The strength he finds in Ozu or Ford or Hawks? An absolute confidence in the world, in our world, through the power of cinema. A conviction.

We could say that Hasumi doesn’t write from a critic’s point of view; he writes from a filmmaker’s point of view. In every text, about whichever film, we really feel that he is speaking from ‘inside’ the film, not from a distance or from the outside. 
It’s our own, filmmaker's work he’s doing when he is thinking and writing about a film. 
To describe a film he has to consider all the concrete problems we also deal with.

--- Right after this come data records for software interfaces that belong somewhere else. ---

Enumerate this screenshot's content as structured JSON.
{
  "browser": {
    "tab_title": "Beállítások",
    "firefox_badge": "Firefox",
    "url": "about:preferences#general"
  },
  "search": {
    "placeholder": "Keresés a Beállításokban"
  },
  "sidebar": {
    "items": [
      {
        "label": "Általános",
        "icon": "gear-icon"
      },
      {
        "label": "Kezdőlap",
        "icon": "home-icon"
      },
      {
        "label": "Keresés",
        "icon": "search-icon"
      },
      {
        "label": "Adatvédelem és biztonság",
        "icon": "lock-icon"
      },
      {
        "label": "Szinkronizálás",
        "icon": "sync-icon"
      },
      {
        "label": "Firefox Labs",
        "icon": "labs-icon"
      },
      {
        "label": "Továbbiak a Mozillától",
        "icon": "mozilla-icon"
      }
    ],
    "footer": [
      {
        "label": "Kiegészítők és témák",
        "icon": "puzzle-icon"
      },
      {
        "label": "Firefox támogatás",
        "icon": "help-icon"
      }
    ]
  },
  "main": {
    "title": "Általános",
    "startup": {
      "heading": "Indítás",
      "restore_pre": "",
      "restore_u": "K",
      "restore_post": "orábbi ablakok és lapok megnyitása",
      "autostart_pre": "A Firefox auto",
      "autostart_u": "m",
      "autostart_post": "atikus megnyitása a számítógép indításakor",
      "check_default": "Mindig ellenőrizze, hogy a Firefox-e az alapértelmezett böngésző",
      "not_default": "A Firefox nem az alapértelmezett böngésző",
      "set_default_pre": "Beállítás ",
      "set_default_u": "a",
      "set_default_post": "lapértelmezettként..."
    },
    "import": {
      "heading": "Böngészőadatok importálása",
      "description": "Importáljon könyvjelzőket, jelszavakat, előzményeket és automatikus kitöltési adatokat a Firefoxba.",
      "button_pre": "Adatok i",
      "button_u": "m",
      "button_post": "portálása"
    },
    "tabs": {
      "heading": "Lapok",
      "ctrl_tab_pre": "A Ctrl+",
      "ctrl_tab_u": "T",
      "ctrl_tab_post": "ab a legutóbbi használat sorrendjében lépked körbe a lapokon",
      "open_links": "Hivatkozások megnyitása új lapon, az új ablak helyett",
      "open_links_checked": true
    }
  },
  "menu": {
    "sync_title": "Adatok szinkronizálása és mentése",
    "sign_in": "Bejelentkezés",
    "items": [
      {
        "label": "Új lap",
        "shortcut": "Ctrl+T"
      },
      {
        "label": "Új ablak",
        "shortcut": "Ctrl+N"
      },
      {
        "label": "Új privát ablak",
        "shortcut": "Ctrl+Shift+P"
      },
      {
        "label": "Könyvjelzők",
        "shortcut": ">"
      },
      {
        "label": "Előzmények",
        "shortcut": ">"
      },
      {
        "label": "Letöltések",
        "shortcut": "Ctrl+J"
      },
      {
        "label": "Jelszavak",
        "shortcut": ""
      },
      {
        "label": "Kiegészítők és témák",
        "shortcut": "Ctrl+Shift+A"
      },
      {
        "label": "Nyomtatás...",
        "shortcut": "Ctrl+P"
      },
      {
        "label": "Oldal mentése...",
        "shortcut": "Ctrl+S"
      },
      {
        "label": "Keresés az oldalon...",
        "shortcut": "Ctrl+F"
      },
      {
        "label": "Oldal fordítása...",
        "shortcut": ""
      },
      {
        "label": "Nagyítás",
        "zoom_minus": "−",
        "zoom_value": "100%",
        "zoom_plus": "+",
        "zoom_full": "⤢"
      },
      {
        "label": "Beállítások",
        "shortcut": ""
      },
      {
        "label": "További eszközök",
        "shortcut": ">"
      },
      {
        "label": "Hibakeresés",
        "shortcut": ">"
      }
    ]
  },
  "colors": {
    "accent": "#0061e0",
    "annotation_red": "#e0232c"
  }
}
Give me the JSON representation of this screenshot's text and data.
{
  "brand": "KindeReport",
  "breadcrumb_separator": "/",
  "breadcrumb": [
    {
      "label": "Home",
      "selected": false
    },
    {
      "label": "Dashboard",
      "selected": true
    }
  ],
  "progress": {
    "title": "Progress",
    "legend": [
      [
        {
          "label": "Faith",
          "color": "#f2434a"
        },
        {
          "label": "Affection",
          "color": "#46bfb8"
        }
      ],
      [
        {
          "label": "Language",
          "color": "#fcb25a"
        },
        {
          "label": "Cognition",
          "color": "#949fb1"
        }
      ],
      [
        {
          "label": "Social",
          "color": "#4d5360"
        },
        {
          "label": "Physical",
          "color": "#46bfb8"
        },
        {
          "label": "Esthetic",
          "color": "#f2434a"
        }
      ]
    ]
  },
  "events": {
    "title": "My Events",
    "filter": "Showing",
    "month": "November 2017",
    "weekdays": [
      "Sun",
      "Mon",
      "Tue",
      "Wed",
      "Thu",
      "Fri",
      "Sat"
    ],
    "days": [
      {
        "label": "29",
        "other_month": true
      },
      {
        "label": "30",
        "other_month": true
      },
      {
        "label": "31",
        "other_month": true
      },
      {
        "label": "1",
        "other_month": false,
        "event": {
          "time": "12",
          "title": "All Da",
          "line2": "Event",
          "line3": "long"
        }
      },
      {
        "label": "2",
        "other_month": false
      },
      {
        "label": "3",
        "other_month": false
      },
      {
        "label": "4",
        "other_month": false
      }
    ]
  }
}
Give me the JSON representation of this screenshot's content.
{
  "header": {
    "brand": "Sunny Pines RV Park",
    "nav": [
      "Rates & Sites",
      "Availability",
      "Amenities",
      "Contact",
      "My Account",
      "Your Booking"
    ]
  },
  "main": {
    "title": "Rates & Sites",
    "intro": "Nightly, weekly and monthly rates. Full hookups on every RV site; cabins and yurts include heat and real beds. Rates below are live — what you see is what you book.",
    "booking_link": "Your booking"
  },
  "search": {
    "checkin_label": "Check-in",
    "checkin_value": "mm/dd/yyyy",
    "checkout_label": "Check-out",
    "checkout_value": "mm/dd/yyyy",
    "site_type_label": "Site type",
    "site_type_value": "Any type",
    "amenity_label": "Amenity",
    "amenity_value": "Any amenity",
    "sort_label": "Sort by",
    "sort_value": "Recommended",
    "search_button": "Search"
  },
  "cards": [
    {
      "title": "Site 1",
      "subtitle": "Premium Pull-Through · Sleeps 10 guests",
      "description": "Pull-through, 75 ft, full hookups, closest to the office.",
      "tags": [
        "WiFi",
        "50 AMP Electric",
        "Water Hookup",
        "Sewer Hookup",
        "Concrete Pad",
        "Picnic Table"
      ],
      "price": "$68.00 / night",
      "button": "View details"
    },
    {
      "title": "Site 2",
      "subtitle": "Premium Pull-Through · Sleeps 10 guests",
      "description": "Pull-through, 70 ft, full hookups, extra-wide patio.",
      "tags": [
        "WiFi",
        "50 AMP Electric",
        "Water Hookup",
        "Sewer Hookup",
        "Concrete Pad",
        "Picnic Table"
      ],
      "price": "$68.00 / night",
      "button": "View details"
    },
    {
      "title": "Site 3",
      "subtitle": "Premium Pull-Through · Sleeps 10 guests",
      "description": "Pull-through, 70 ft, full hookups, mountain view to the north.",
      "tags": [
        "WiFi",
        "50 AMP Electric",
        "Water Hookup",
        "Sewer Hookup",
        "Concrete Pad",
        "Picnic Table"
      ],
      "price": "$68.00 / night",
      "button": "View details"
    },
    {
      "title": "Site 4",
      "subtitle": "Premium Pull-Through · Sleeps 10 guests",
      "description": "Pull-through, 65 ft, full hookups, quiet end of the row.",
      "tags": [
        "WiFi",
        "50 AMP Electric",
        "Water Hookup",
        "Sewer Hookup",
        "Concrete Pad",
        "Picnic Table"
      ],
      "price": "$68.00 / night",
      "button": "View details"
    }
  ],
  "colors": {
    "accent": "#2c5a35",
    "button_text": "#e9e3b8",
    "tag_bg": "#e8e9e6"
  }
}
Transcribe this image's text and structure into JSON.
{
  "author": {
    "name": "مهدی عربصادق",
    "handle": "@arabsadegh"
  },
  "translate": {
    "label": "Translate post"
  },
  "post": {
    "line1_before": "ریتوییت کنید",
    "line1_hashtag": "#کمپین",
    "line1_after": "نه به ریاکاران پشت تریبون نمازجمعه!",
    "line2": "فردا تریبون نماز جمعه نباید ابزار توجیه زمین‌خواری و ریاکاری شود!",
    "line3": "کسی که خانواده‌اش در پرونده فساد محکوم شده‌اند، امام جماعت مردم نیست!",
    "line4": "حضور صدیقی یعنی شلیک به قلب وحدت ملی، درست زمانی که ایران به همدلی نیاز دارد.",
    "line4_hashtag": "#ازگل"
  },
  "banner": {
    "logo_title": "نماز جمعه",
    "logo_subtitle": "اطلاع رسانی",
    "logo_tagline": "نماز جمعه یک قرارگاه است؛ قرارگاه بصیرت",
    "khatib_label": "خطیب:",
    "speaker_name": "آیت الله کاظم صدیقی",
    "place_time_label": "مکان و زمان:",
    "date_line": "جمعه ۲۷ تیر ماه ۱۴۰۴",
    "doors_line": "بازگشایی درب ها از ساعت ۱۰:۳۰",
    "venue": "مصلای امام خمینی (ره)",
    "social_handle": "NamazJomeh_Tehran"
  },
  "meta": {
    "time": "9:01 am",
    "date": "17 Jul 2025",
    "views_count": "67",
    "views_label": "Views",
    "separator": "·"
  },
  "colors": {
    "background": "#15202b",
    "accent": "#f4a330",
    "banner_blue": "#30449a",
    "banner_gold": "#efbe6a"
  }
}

His account is materialistic and precise: how to guide an actor through a limited space, how to speed up or slow down a certain gesture or action of his body, how to tackle or compose or just fiddle with your frame, how to balance a sequence of contradictory nervous tensions? Hasumi writes about all of this as only a filmmaker would. Probably, he wouldn’t approve, but the obvious conclusion is that he works just like a filmmaker. 

Professor Hasumi does not want to reveal anything. 
He confirms, he sustains; he’s just like a companion to the films he praises.
Jacques Rivette’s definition of cinema is also his own: a bond between something exterior and something secret that an unexpected gesture reveals without explaining. 
Every time I read something by Hasumi, he never ceases to hold tight to this secret gift.

Leaving behind the city of Sendai, I remembered that his book on Ozu was divided into chapters or sections entitled ‘to eat’, ‘to change clothes’, ‘to see’, ‘to live’, ‘to stop’ ... 
I wondered what Roberto Rossellini would have thought of this.
The author of India Matri Bhumi used to say that, to make a film, all you had to do was to draw a diagram on a blackboard and write down ‘food’, ‘clothing’, ‘domestic habits’, ‘weather’, every detail you could gather from a serious observation of a determined community or country. This would be your screenplay, all abstraction and unnecessary poetry removed, and the film would be ready to shoot.
To make a film, to write about a film. 

I was lost in these musings; between the beautiful vistas on my left and the serene passenger in front, between my memory of his splendid, exact writings and the wonderful matching materiality of the Japan I saw through the train windows: peasants working the fields, the roofs of old houses, the tiny vans, the colour of trees, the bridges over the rivers, the writings on signs ...
And our three hours just sped by ...

I realised I had been silent for most of the journey ...
Being such a masterful observer, Professor Hasumi had no doubt resigned to my taciturn, melancholic nature.  
A bit ashamed, I excused myself for being such a dull companion.
In a gentle, deep voice he said that Mikio Naruse was a very silent man: 
‘Because he had the feeling that the world had betrayed him’. 

Naruse, Ozu, Hasumi: men who speak softly of our weaknesses.


© Pedro Costa 2016.
Cannot be reprinted without permission of the author and editors.